Does Your Client Communication Get in the Way?

When it comes to meeting new people in business, all we can be is ourselves.  Or, maybe putting on an accent of sorts does help in getting deals secured.  If you grew up using a lot of slang, you may have been encouraged by a teacher or someone with authority to slow down, if not enunciate.  However, it's that and the choice of words used in conversation that can make or break a deal.

These days, we have Zoom meetings, chat, or maybe you're still using Skype video.  While these are convenient for those multitaskers, some people still get nervous at the thought of conversing with someone to go over details of the business that you're in.  

For those who hate to converse and would rather just say anything to get the job, you know you're shooting yourself in the foot.  It's a common tactic with those who lack confidence and/or experience.  While it's good to say that you've closed a deal rather quickly, often people who do this have regrets because they don't realize what they've signed on for.

Remember You're in Control

Having a conversation is one way to ease the tension early on.  Experienced freelancers usually give themselves a limit to discuss a proposal or task.  Newbies should do this, especially if you're using an onboarding freelance site.  I've met some characters that will talk your ear off and then an hour or so later leave you empty-handed.  

Even if you get the job or there's another step involved, you can use conversation to gauge things that eventually come out.  Is the client easily distracted?  Do they change their mind or have a new thought mid-conversation?  Are you ever addressed by your first name?  These and other events are worth considering before signing on to do a job.

Choose the Right Words

I struggled with this one in my work life and as a freelancer.  With time and patience (with myself, that is), I improved in a short time.  Sometimes,, prospects want to hear you ramble to see what they're dealing with for the reasons listed in the previous section.

Public speaker Precious Williams has simple advice for engaging with others while selling your services.  Her 5 Tips for a Better Presentation can lead not just to more opportunities but will make you more memorable.  Often when this happens, you may be called for a future assignment or just in case the person chosen doesn't work out.  Remember, when the latter happens you can re-negotiate fees or turnaround times.

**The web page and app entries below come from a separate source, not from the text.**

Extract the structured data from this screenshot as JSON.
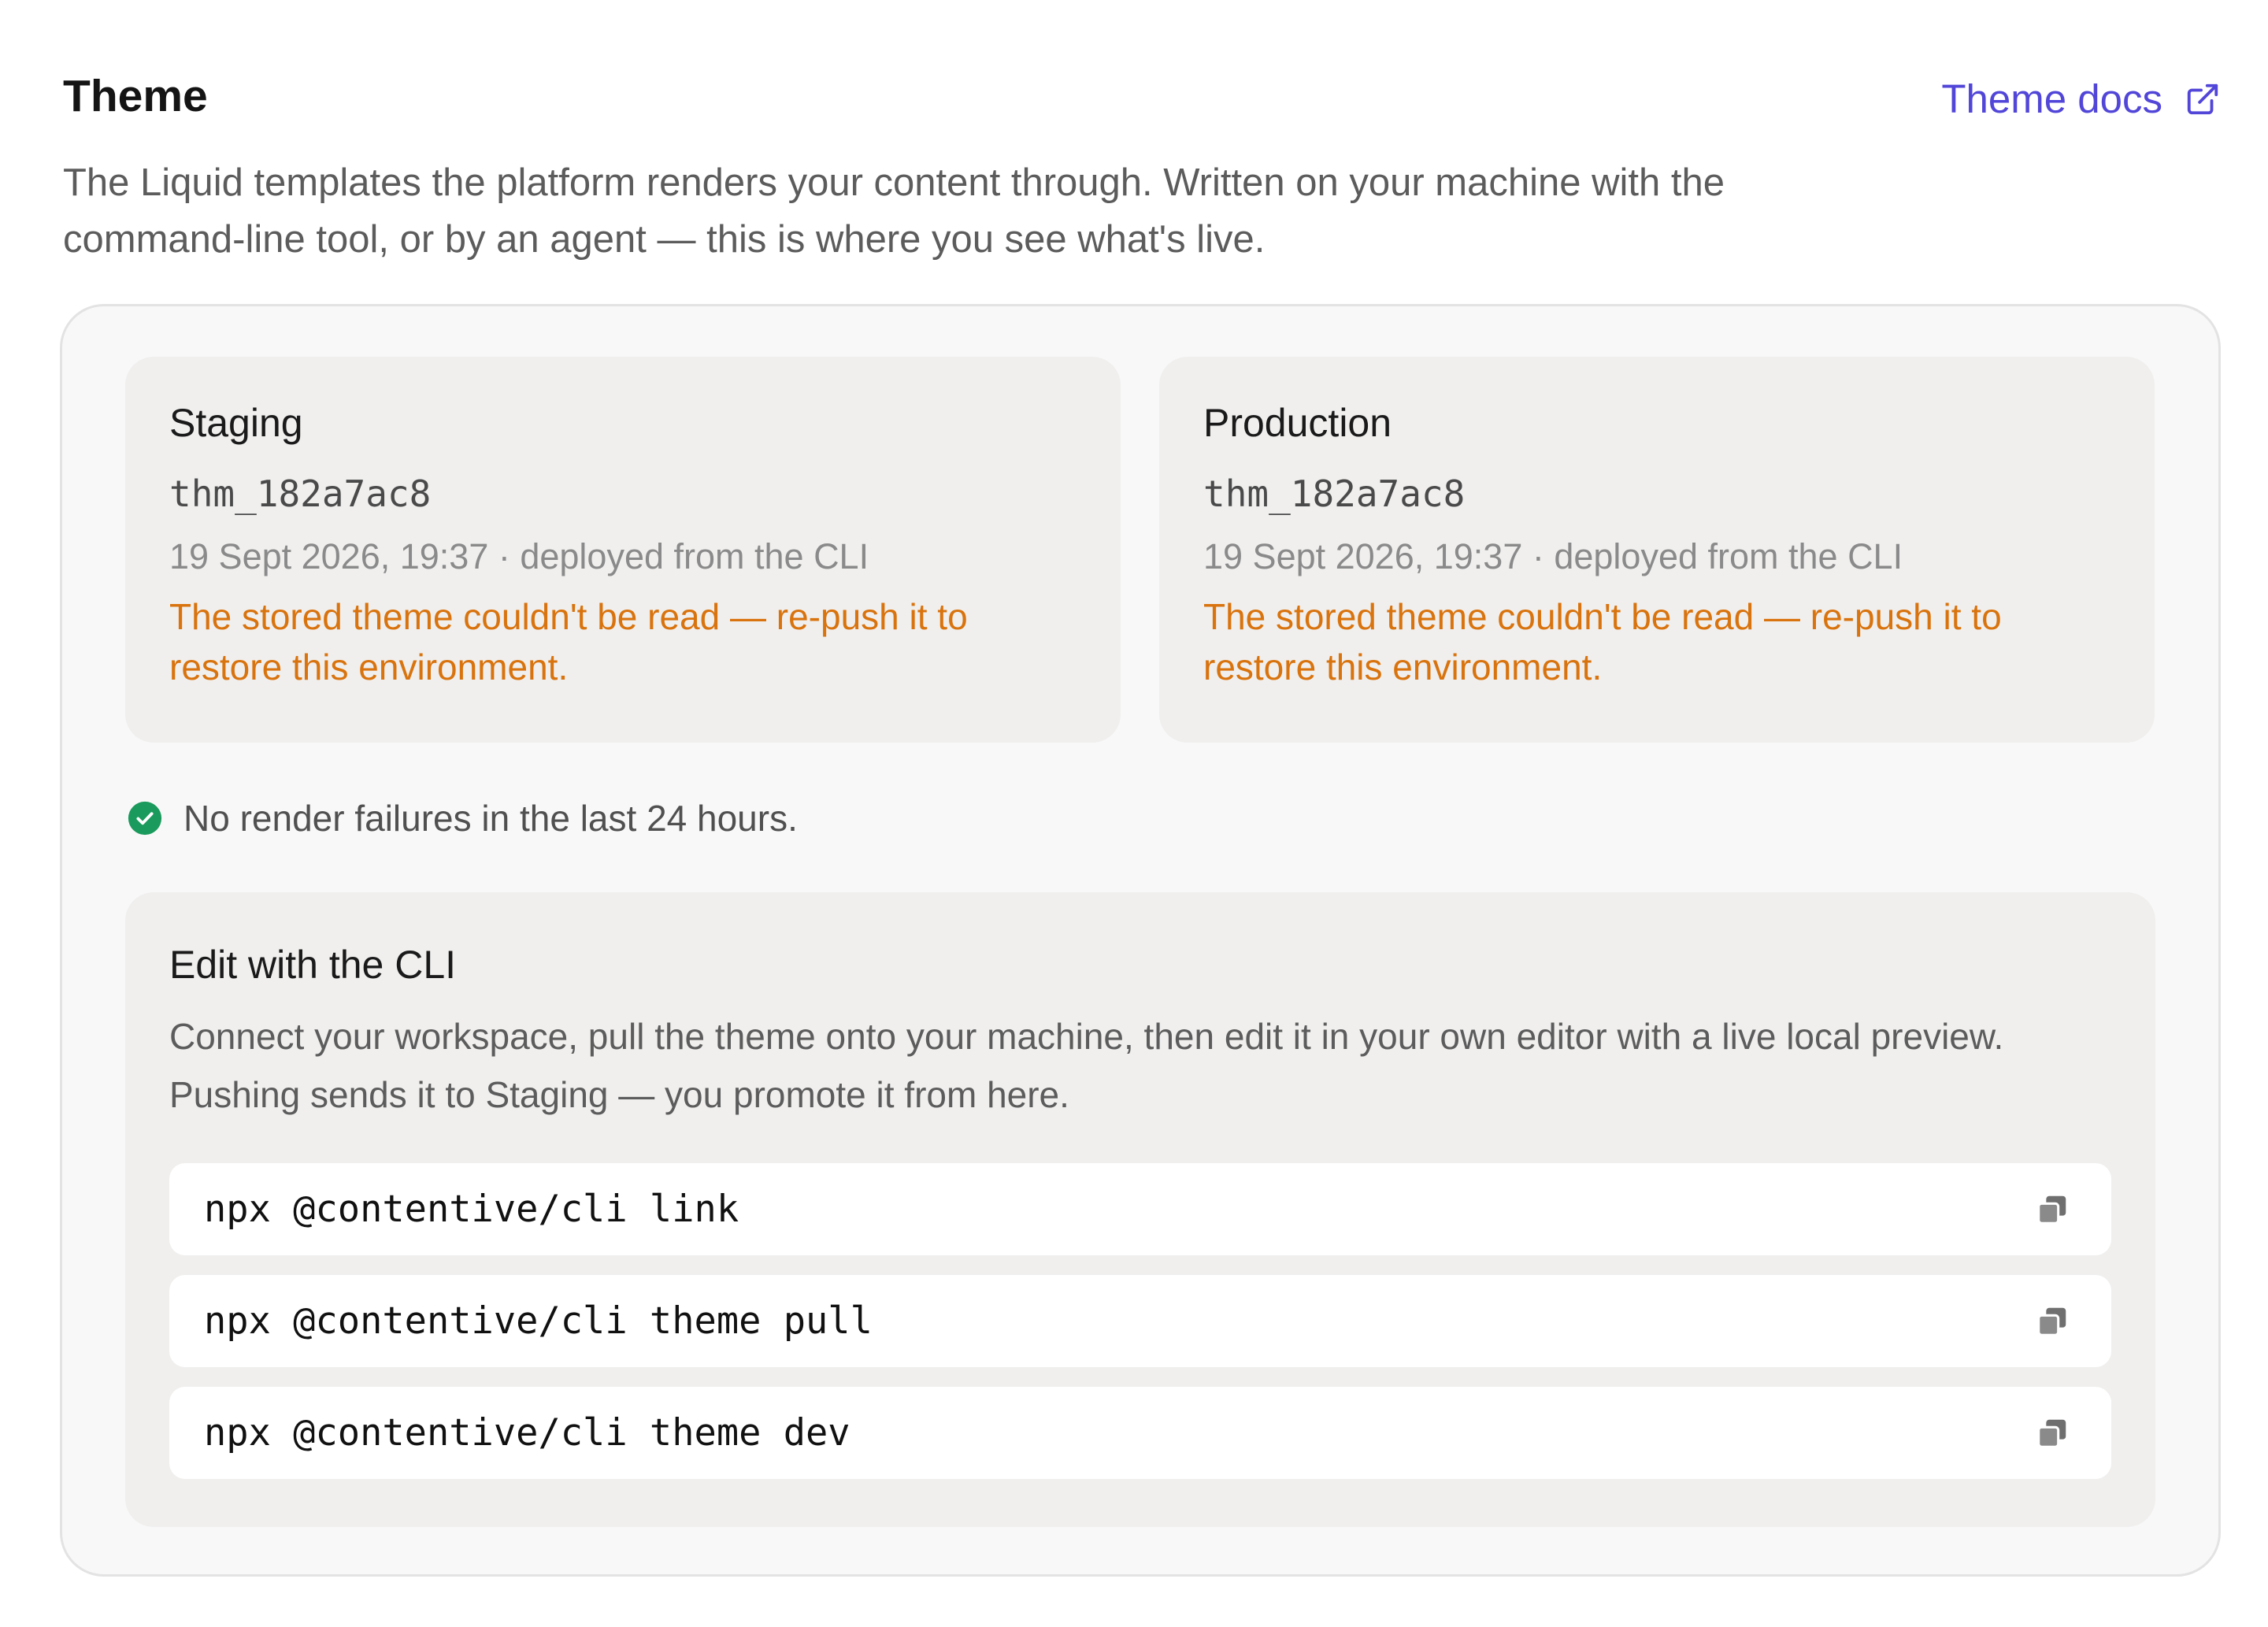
{
  "header": {
    "title": "Theme",
    "docs_link_label": "Theme docs",
    "intro": "The Liquid templates the platform renders your content through. Written on your machine with the command-line tool, or by an agent — this is where you see what's live."
  },
  "environments": [
    {
      "name": "Staging",
      "theme_id": "thm_182a7ac8",
      "meta": "19 Sept 2026, 19:37 · deployed from the CLI",
      "error": "The stored theme couldn't be read — re-push it to restore this environment."
    },
    {
      "name": "Production",
      "theme_id": "thm_182a7ac8",
      "meta": "19 Sept 2026, 19:37 · deployed from the CLI",
      "error": "The stored theme couldn't be read — re-push it to restore this environment."
    }
  ],
  "status": {
    "text": "No render failures in the last 24 hours.",
    "icon": "check-circle-icon",
    "color": "#1a9a5c"
  },
  "cli": {
    "title": "Edit with the CLI",
    "description": "Connect your workspace, pull the theme onto your machine, then edit it in your own editor with a live local preview. Pushing sends it to Staging — you promote it from here.",
    "commands": [
      "npx @contentive/cli link",
      "npx @contentive/cli theme pull",
      "npx @contentive/cli theme dev"
    ]
  },
  "colors": {
    "accent": "#5146d8",
    "warning": "#d9730d",
    "success": "#1a9a5c"
  }
}
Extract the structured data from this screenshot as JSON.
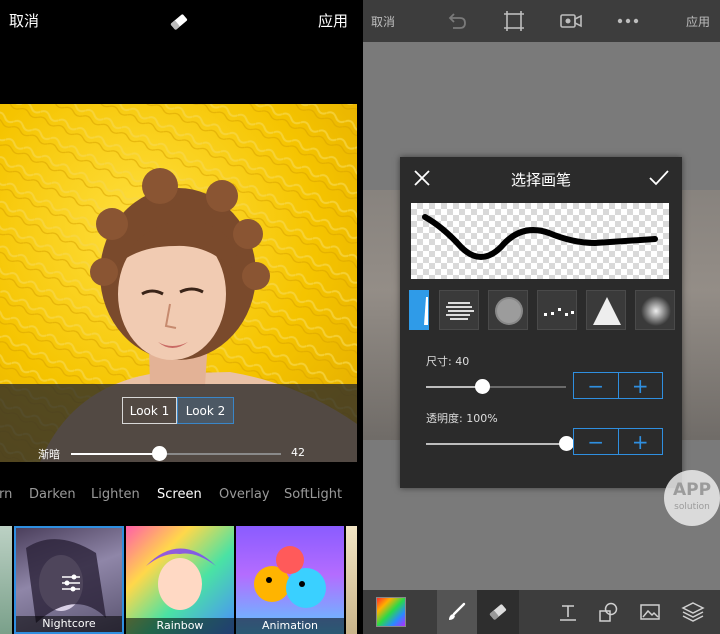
{
  "left": {
    "toolbar": {
      "cancel": "取消",
      "apply": "应用",
      "eraser_icon": "eraser-icon"
    },
    "looks": [
      {
        "label": "Look 1"
      },
      {
        "label": "Look 2"
      }
    ],
    "fade": {
      "label": "渐暗",
      "value": 42,
      "max": 100
    },
    "blend_modes": [
      "rn",
      "Darken",
      "Lighten",
      "Screen",
      "Overlay",
      "SoftLight"
    ],
    "active_blend": "Screen",
    "thumbnails": [
      {
        "label": "Nightcore"
      },
      {
        "label": "Rainbow"
      },
      {
        "label": "Animation"
      }
    ]
  },
  "right": {
    "toolbar": {
      "cancel": "取消",
      "apply": "应用"
    },
    "dialog": {
      "title": "选择画笔",
      "size": {
        "label": "尺寸: 40",
        "value": 40,
        "max": 100
      },
      "opacity": {
        "label": "透明度: 100%",
        "value": 100,
        "max": 100
      },
      "minus": "−",
      "plus": "+"
    },
    "watermark": {
      "line1": "APP",
      "line2": "solution"
    }
  },
  "colors": {
    "accent": "#2f8fe0",
    "photo_bg": "#f5c400",
    "dialog_bg": "#2b2b2b"
  }
}
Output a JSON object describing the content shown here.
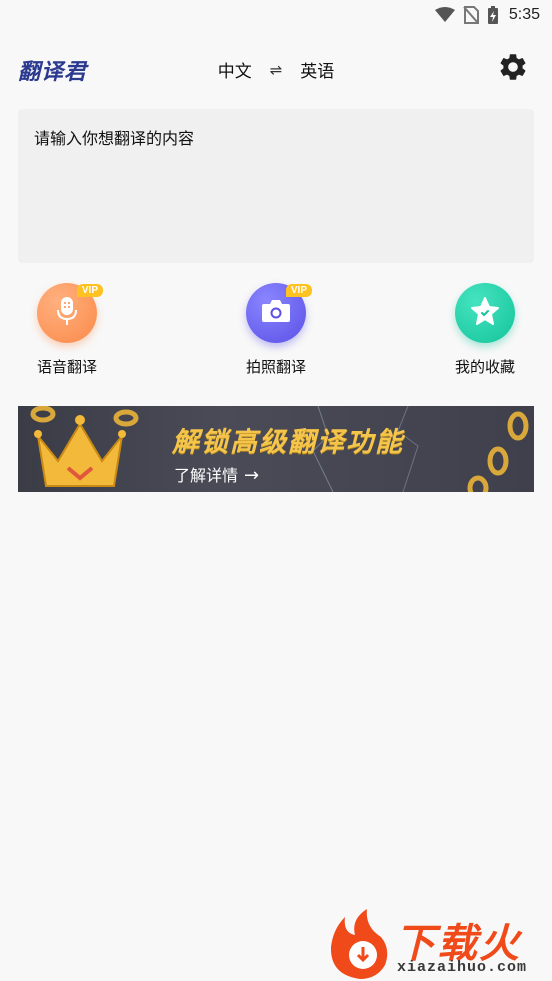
{
  "status_bar": {
    "time": "5:35",
    "icons": [
      "wifi-icon",
      "no-sim-icon",
      "battery-charging-icon"
    ]
  },
  "header": {
    "app_name": "翻译君",
    "source_lang": "中文",
    "swap_symbol": "⇌",
    "target_lang": "英语",
    "settings_icon": "gear-icon"
  },
  "input": {
    "placeholder": "请输入你想翻译的内容",
    "value": ""
  },
  "features": [
    {
      "label": "语音翻译",
      "icon": "microphone-icon",
      "vip": "VIP",
      "color": "#fb8a4a"
    },
    {
      "label": "拍照翻译",
      "icon": "camera-icon",
      "vip": "VIP",
      "color": "#5a50e6"
    },
    {
      "label": "我的收藏",
      "icon": "star-icon",
      "color": "#14c49a"
    }
  ],
  "banner": {
    "title": "解锁高级翻译功能",
    "link_text": "了解详情",
    "arrow": "→",
    "accent": "#f5c54b"
  },
  "watermark": {
    "text": "下载火",
    "sub": "xiazaihuo.com"
  }
}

Often we, as freelancers, tend to remember the clients that didn't work out so well more than the ones that did.  Taking a constructive approach to client communication and noting where you may have gone wrong is one way to eliminate bad habits.  Even though you may be an articulate individual, what are your listening skills like?  While we all know to be wary of clients/bosses who slander past workers, it may help to notice some of their communication habits.  This isn't to say that a person may be bad but might require a different approach when discussing business.